The transition from steam to diesel locomotives was not an overnight process. It took several decades for diesel locomotives to gain widespread acceptance and replace steam locomotives. The first diesel locomotives were introduced in the 1920s, but it wasn’t until after World War II that their use became more prevalent. The post-war economic boom created a demand for faster and more efficient transportation, prompting railroads to invest in dieselization.

Diesel locomotives quickly proved their worth, and railroads began phasing out steam locomotives. The advantages of diesel, such as lower operating costs and increased reliability, made them the preferred choice for both freight and passenger trains. Diesel locomotives were also more environmentally friendly, producing fewer emissions and reducing air pollution compared to steam locomotives.

The transition to diesel locomotives had a profound impact on the railroad industry. It resulted in significant improvements in transportation efficiency, allowing trains to carry more goods and passengers in less time. The reduced operating costs of diesel locomotives also made rail transportation more competitive with other modes of transportation, such as trucks and airplanes.

The shift to diesel locomotives also led to changes in the workforce. Steam locomotives required a large crew, including engineers, firemen, and brakemen, to operate and maintain. With the introduction of diesel locomotives, the need for such a large crew diminished.
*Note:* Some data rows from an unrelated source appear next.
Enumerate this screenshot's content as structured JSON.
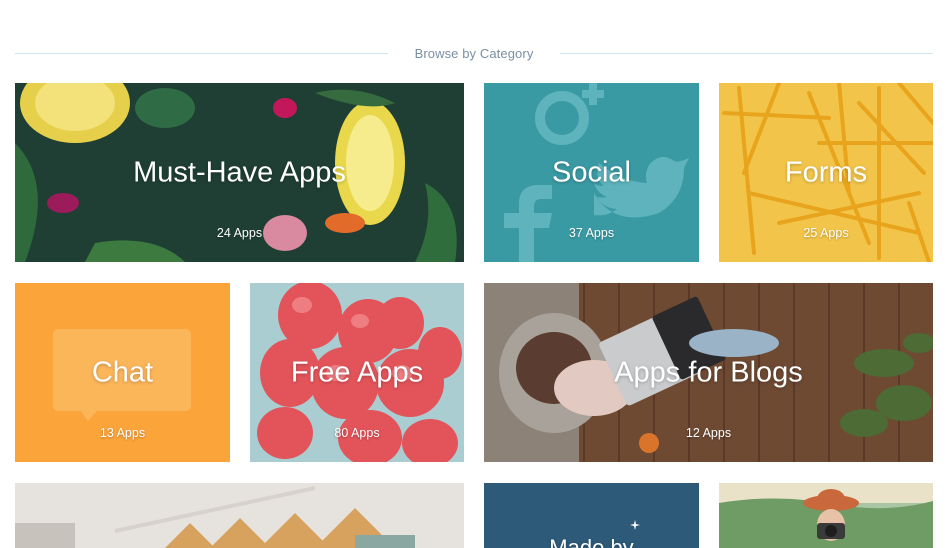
{
  "section": {
    "heading": "Browse by Category"
  },
  "tiles": [
    {
      "title": "Must-Have Apps",
      "count": "24 Apps"
    },
    {
      "title": "Social",
      "count": "37 Apps"
    },
    {
      "title": "Forms",
      "count": "25 Apps"
    },
    {
      "title": "Chat",
      "count": "13 Apps"
    },
    {
      "title": "Free Apps",
      "count": "80 Apps"
    },
    {
      "title": "Apps for Blogs",
      "count": "12 Apps"
    },
    {
      "title": "",
      "count": ""
    },
    {
      "title": "Made by",
      "count": ""
    },
    {
      "title": "",
      "count": ""
    }
  ],
  "colors": {
    "social": "#3a9aa4",
    "forms": "#f2c54a",
    "chat": "#fba43a",
    "free": "#a9cdd1",
    "made": "#2c5a78",
    "heading_line": "#cfe3ec",
    "heading_text": "#7a8fa3"
  },
  "icons": [
    "google-plus-icon",
    "twitter-bird-icon",
    "facebook-icon",
    "speech-bubble-icon",
    "sparkle-icon"
  ]
}
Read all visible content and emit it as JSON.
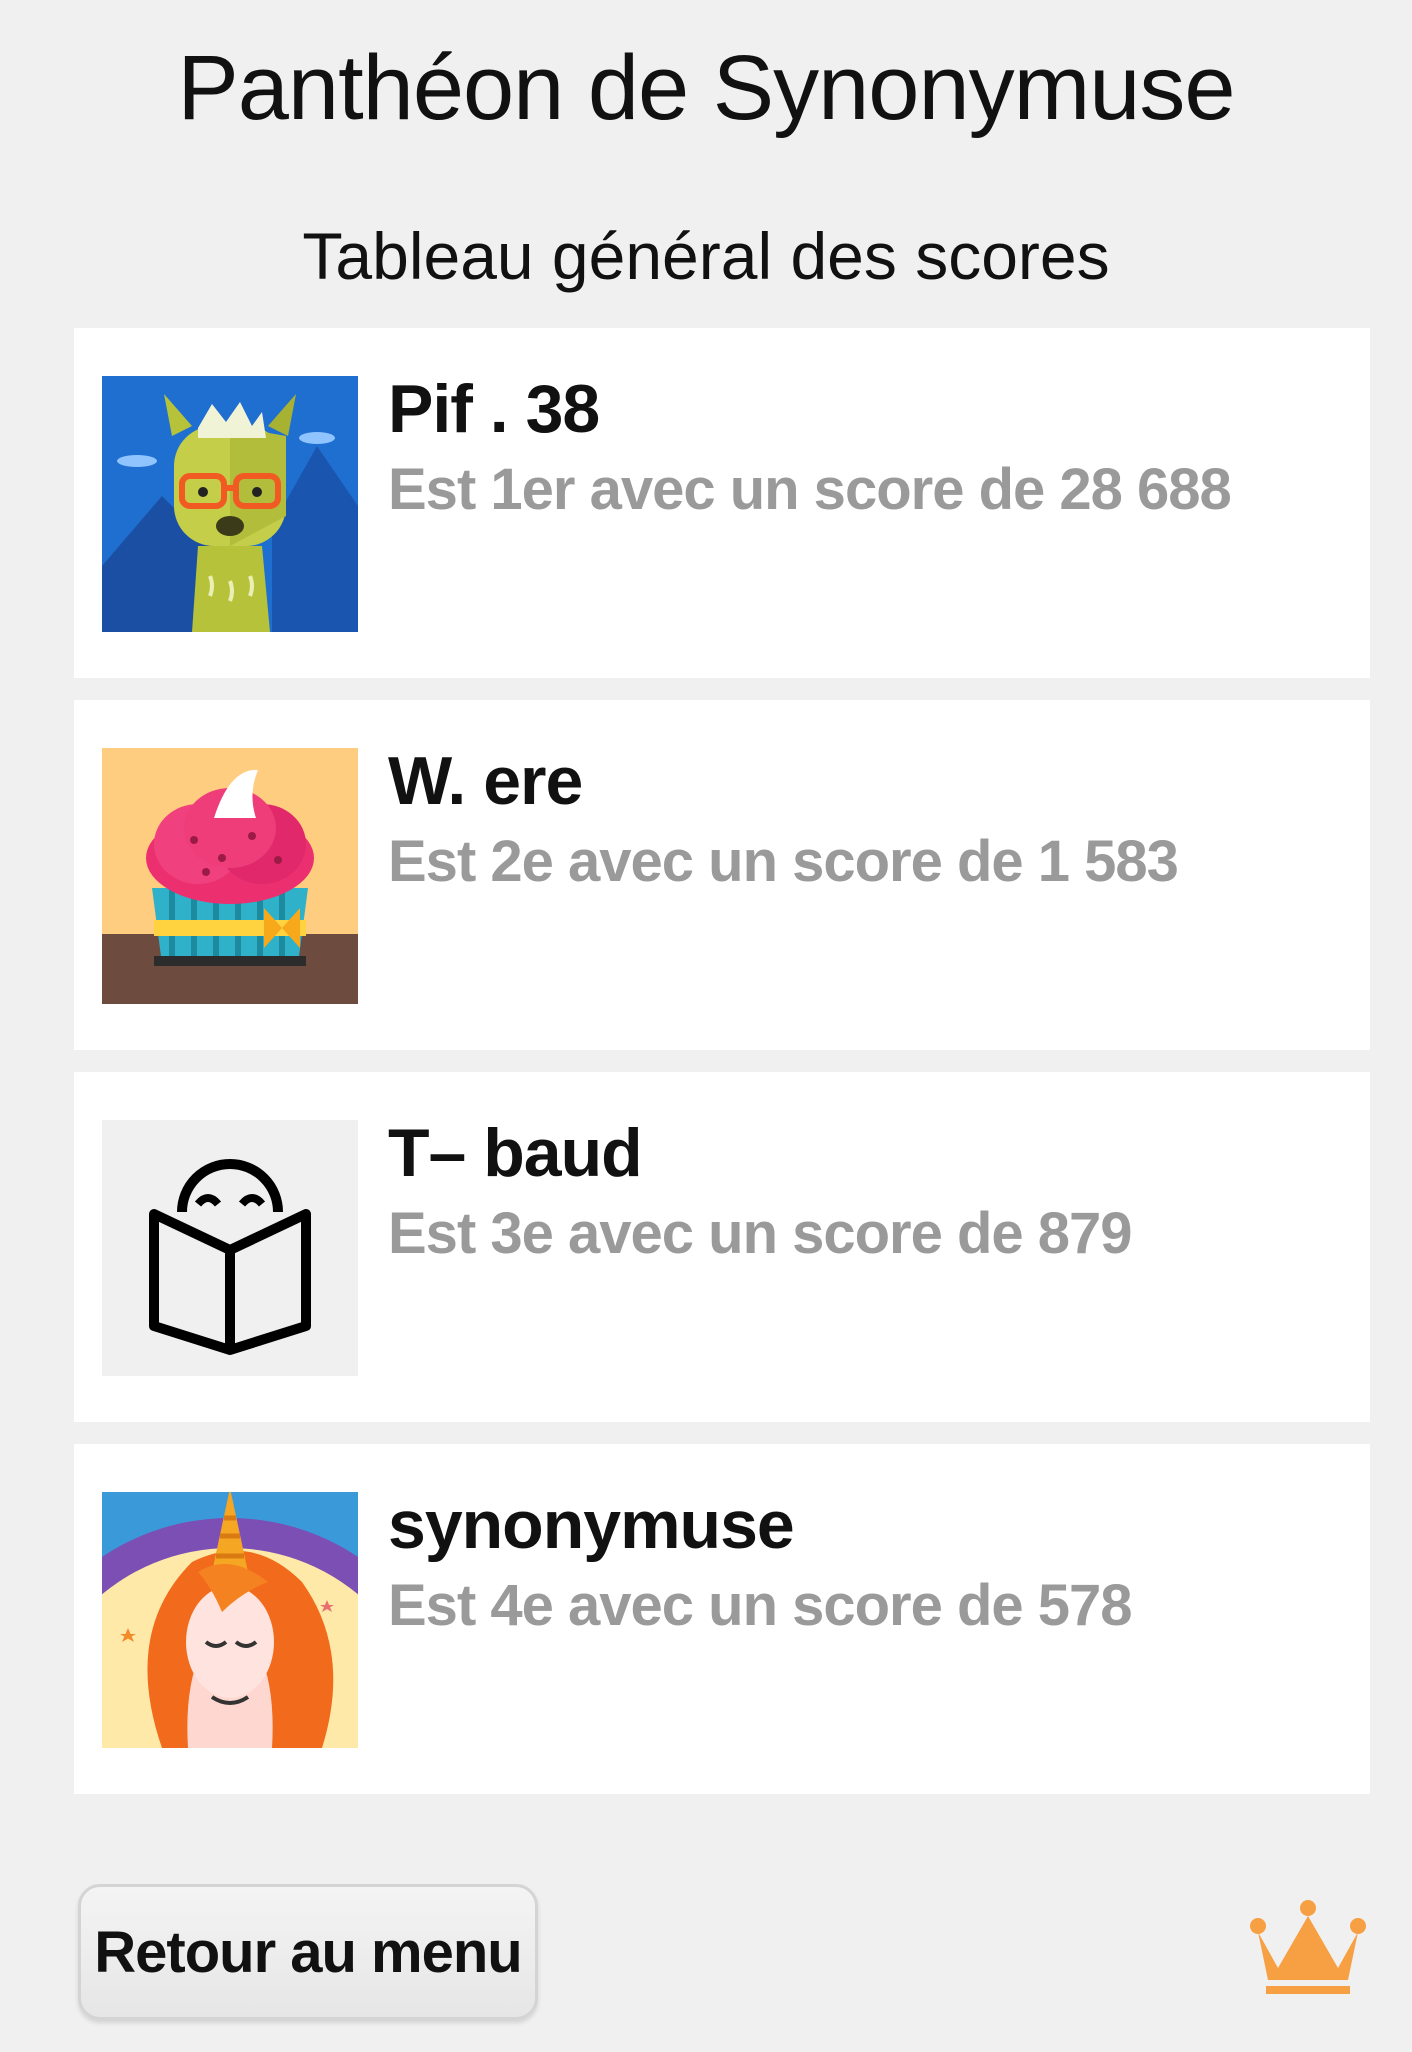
{
  "header": {
    "title": "Panthéon de Synonymuse",
    "subtitle": "Tableau général des scores"
  },
  "leaderboard": [
    {
      "name": "Pif . 38",
      "rank_text": "Est 1er avec un score de 28 688",
      "avatar": "llama-icon"
    },
    {
      "name": "W. ere",
      "rank_text": "Est 2e avec un score de 1 583",
      "avatar": "cupcake-icon"
    },
    {
      "name": "T– baud",
      "rank_text": "Est 3e avec un score de 879",
      "avatar": "book-reader-icon"
    },
    {
      "name": "synonymuse",
      "rank_text": "Est 4e avec un score de 578",
      "avatar": "unicorn-icon"
    }
  ],
  "footer": {
    "back_label": "Retour au menu",
    "crown_icon": "crown-icon",
    "crown_color": "#f7a043"
  }
}
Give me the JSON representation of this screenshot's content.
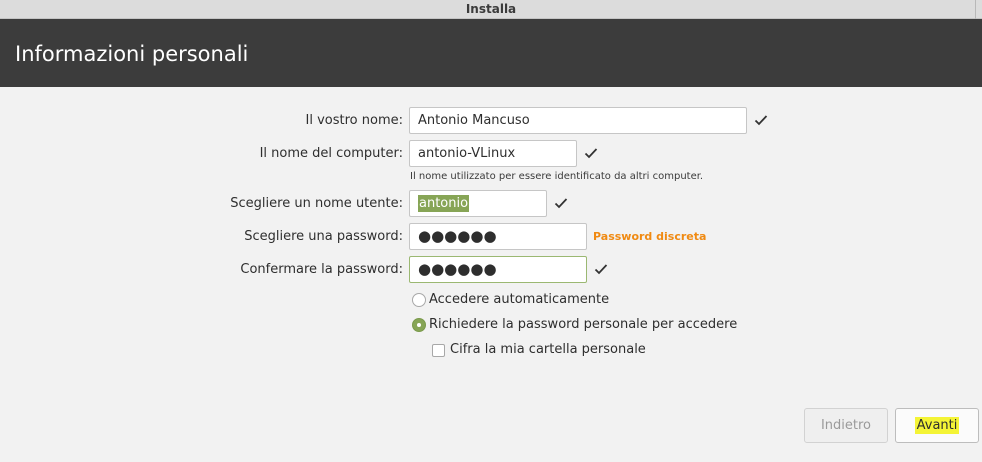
{
  "window": {
    "title": "Installa"
  },
  "header": {
    "title": "Informazioni personali"
  },
  "form": {
    "name": {
      "label": "Il vostro nome:",
      "value": "Antonio Mancuso"
    },
    "computer": {
      "label": "Il nome del computer:",
      "value": "antonio-VLinux",
      "hint": "Il nome utilizzato per essere identificato da altri computer."
    },
    "username": {
      "label": "Scegliere un nome utente:",
      "value": "antonio"
    },
    "password": {
      "label": "Scegliere una password:",
      "value": "●●●●●●",
      "strength": "Password discreta"
    },
    "confirm": {
      "label": "Confermare la password:",
      "value": "●●●●●●"
    }
  },
  "login_options": {
    "auto": {
      "label": "Accedere automaticamente",
      "selected": false
    },
    "require_password": {
      "label": "Richiedere la password personale per accedere",
      "selected": true
    },
    "encrypt_home": {
      "label": "Cifra la mia cartella personale",
      "checked": false
    }
  },
  "buttons": {
    "back": "Indietro",
    "next": "Avanti"
  },
  "colors": {
    "header_bg": "#3c3c3c",
    "accent_green": "#87a556",
    "strength_orange": "#f08a12",
    "highlight_yellow": "#f4f436"
  },
  "icons": {
    "valid": "check-icon"
  }
}
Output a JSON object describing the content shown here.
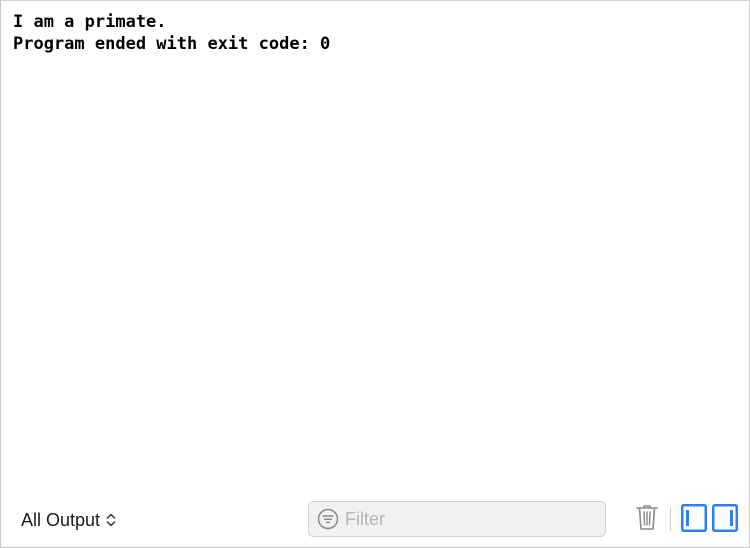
{
  "console": {
    "output_lines": [
      "I am a primate.",
      "Program ended with exit code: 0"
    ]
  },
  "bottom_bar": {
    "output_selector_label": "All Output",
    "filter_placeholder": "Filter",
    "filter_value": ""
  },
  "icons": {
    "selector": "updown-chevron-icon",
    "filter": "filter-icon",
    "trash": "trash-icon",
    "left_pane": "left-pane-toggle-icon",
    "right_pane": "right-pane-toggle-icon"
  },
  "colors": {
    "accent_blue": "#2d7ff9",
    "icon_gray": "#8a8a8a",
    "text": "#000000"
  }
}
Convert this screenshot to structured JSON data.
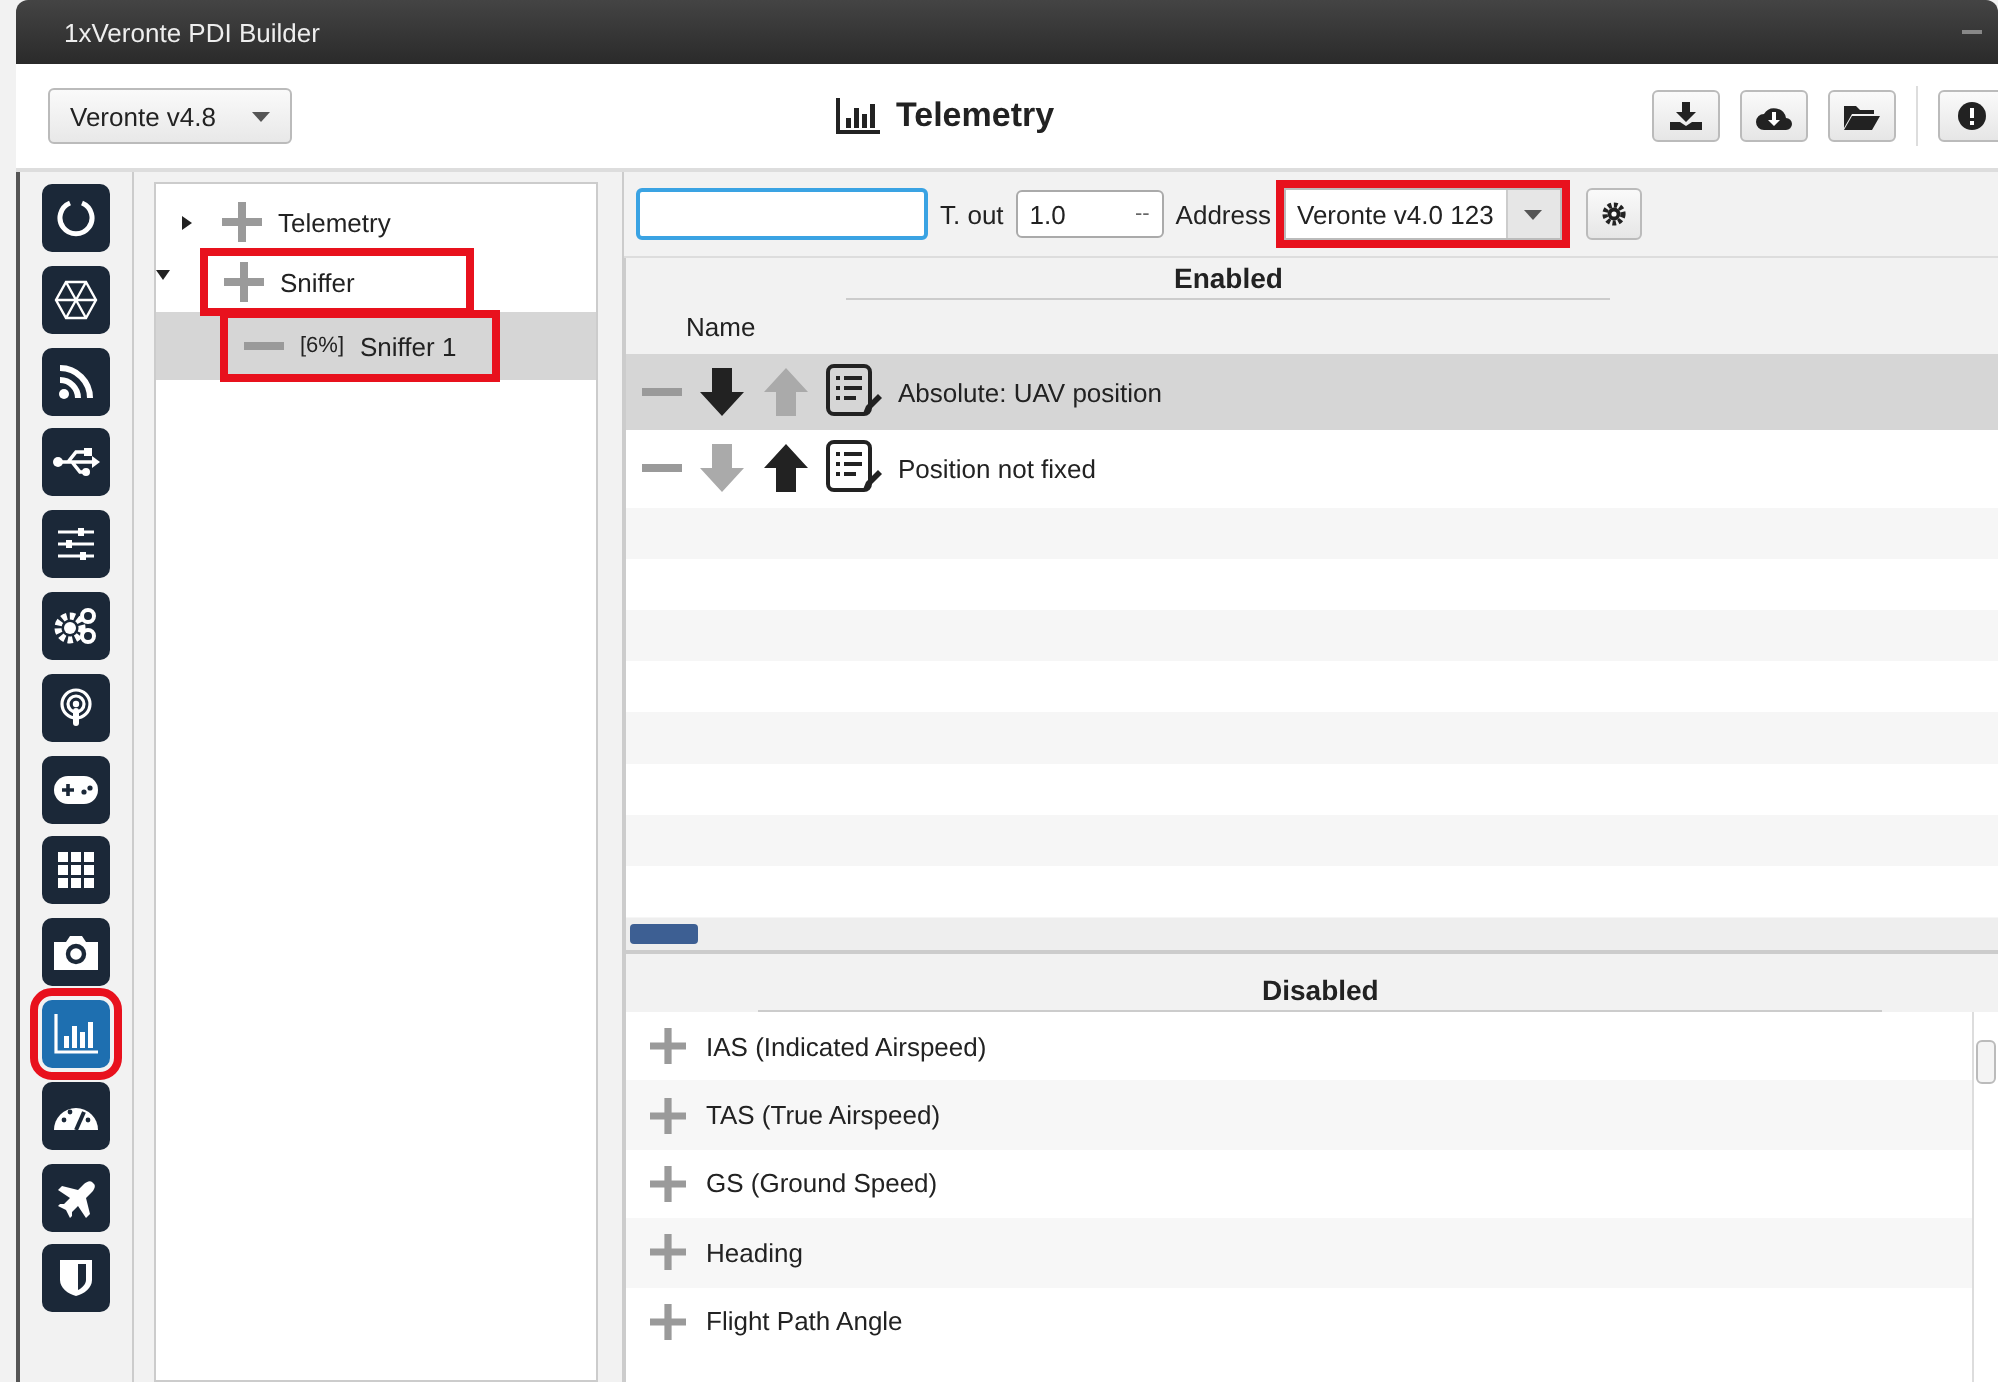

This led to job losses in the industry, but also opened up new opportunities for specialization and technological advancements.

In conclusion, the transition from steam to diesel locomotives revolutionized the railroad industry. Diesel locomotives offered increased efficiency, reliability, and cost-effectiveness, leading to faster travel times and reduced operating costs. The shift to diesel also had environmental benefits, reducing pollution and emissions. While the transition took time, it ultimately transformed rail transportation and paved the way for further technological advancements in the industry.